Work order
Search through the entries for the word "container" and copy every line that has it.

Materials provided
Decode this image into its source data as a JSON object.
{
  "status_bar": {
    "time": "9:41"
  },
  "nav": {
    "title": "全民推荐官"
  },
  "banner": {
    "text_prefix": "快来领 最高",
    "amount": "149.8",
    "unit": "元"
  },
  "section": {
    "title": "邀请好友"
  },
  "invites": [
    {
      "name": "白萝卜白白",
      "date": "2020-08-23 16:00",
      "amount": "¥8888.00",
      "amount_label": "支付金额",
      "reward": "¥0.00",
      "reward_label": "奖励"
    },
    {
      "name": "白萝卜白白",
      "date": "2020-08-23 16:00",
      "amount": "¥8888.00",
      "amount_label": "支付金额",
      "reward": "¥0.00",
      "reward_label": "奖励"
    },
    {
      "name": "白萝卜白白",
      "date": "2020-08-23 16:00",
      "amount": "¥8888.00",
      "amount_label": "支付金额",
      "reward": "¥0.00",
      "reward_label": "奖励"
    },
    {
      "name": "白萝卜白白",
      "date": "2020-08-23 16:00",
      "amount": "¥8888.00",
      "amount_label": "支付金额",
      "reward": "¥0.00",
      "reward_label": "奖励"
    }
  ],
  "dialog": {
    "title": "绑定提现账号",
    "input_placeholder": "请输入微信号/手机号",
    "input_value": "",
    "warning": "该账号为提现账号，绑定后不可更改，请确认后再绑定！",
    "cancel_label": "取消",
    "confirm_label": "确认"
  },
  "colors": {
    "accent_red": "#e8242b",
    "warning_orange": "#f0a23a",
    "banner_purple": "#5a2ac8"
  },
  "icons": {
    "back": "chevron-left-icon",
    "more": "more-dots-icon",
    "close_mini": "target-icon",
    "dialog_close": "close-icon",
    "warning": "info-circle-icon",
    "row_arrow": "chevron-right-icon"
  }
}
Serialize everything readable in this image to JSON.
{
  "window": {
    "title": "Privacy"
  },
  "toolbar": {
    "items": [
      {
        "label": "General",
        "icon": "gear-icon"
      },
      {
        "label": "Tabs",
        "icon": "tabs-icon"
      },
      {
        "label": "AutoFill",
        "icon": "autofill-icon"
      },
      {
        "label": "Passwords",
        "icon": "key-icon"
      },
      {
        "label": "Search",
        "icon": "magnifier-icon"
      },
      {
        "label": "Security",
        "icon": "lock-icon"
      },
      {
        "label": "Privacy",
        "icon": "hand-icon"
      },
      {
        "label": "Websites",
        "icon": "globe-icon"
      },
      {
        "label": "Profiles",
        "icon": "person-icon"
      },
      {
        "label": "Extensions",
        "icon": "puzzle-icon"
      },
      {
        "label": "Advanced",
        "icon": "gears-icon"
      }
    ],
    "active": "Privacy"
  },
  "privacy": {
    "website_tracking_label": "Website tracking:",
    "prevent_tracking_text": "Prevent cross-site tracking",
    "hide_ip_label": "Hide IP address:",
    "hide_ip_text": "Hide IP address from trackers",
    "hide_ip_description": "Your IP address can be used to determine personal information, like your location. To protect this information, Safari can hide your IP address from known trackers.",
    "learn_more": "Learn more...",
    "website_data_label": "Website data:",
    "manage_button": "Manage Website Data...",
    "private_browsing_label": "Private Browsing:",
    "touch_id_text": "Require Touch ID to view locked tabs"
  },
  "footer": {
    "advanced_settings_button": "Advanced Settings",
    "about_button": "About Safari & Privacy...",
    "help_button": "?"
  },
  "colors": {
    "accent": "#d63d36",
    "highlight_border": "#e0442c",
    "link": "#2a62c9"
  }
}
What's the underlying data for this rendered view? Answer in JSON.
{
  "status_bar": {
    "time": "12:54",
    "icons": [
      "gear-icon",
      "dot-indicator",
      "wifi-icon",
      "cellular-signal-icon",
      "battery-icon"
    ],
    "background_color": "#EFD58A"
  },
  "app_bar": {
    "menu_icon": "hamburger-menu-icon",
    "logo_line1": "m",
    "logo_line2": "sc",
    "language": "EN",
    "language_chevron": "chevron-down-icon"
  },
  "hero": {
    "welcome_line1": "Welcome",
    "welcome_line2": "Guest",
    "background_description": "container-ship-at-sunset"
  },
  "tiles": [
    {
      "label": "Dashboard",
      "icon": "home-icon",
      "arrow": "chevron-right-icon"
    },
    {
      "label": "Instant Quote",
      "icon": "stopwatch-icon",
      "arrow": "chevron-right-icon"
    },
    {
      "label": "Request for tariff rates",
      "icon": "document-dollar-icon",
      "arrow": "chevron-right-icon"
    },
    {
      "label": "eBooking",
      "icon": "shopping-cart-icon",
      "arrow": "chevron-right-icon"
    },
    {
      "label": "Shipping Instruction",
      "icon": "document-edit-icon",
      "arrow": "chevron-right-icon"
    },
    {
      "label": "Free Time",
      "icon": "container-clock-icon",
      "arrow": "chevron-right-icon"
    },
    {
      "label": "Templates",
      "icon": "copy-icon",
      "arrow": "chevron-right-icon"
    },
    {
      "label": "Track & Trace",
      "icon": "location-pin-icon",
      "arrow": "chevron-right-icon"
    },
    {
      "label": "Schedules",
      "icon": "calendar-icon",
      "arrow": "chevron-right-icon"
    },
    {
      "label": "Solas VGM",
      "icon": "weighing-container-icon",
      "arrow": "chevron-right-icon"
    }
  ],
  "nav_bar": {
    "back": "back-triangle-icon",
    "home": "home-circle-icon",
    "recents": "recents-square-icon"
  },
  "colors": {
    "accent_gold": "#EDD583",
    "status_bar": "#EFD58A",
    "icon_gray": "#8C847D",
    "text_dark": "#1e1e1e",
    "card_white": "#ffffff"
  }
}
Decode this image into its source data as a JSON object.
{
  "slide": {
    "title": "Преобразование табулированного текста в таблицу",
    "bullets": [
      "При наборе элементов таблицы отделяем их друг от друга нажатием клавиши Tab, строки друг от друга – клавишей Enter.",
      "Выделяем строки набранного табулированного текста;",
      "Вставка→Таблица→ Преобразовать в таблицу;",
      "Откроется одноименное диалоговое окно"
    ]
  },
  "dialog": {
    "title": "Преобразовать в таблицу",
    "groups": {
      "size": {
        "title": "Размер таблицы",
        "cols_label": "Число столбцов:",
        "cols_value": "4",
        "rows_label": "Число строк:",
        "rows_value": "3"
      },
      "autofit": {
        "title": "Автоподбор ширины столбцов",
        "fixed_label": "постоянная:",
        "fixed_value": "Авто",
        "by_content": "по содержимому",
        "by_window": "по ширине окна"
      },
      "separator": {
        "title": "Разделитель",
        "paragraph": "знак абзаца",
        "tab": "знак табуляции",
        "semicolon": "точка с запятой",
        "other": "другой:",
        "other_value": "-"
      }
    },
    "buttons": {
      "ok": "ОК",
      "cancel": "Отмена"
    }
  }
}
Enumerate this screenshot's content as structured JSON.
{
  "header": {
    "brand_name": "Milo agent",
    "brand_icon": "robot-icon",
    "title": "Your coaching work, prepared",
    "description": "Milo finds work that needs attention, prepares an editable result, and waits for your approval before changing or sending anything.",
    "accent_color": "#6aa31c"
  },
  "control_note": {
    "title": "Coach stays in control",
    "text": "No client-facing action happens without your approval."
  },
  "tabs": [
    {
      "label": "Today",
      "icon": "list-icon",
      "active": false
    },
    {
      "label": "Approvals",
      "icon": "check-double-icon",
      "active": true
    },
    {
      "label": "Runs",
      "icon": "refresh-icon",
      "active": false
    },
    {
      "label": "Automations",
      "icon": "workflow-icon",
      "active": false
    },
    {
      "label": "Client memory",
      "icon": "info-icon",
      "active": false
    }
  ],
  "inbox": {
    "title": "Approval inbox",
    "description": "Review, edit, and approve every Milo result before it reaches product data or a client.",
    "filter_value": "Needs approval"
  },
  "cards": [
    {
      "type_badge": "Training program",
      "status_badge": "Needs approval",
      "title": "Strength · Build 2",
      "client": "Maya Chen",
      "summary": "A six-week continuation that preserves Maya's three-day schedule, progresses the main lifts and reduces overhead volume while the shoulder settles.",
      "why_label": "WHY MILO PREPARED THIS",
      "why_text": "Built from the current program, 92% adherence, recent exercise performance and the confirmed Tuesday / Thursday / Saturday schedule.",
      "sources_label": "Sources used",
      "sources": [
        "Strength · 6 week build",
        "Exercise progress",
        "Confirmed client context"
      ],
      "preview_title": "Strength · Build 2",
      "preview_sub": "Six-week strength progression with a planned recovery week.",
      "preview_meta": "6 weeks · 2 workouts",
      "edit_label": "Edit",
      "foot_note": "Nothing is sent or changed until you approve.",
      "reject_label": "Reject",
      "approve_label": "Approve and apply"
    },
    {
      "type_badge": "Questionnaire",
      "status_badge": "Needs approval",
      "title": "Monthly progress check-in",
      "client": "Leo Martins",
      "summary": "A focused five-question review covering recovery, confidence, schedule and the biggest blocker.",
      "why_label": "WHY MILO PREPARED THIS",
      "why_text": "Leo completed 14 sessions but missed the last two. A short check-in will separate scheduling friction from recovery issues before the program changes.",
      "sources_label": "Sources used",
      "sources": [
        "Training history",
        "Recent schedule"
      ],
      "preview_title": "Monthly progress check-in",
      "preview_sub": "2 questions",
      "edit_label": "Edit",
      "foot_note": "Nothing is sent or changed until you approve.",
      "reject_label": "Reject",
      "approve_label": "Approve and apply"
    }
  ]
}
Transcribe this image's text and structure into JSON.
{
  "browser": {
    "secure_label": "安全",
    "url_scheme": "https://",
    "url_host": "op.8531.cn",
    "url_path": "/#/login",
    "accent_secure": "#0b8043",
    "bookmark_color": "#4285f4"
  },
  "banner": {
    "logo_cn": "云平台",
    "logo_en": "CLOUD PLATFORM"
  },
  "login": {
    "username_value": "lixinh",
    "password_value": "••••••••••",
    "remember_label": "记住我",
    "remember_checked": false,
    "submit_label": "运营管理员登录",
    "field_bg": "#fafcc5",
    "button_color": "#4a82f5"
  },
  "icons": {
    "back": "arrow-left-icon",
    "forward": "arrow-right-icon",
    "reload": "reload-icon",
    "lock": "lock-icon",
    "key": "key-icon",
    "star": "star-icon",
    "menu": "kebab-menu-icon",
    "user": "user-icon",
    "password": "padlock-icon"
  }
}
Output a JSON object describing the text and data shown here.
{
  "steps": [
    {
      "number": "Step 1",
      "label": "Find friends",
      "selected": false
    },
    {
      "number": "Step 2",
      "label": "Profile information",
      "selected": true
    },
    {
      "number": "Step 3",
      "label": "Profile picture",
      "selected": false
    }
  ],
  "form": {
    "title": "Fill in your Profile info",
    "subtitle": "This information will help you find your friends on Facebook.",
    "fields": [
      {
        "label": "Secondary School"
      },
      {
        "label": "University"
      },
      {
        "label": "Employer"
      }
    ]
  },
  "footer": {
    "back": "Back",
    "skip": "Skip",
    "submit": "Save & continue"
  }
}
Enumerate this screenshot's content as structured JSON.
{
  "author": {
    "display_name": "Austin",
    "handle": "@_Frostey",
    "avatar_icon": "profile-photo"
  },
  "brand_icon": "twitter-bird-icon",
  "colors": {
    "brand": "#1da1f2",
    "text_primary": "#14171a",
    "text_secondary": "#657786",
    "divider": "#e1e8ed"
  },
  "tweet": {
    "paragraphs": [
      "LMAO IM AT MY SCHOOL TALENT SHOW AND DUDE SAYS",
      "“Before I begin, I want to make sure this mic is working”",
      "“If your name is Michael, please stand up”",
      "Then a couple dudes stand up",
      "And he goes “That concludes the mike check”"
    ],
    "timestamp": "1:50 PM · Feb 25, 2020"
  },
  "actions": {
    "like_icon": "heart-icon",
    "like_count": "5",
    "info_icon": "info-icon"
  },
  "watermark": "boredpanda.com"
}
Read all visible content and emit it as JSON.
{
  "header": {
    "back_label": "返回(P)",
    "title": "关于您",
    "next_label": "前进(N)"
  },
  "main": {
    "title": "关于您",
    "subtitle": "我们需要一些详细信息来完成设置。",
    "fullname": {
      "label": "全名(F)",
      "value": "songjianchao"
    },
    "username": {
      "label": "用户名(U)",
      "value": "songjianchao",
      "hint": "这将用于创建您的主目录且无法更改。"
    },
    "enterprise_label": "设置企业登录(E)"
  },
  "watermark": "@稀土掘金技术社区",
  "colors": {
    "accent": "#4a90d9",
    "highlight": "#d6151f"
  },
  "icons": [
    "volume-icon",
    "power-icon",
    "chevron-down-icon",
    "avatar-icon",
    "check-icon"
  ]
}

Finished task
    "background_description": "container-ship-at-sunset"
      "icon": "container-clock-icon",
      "icon": "weighing-container-icon",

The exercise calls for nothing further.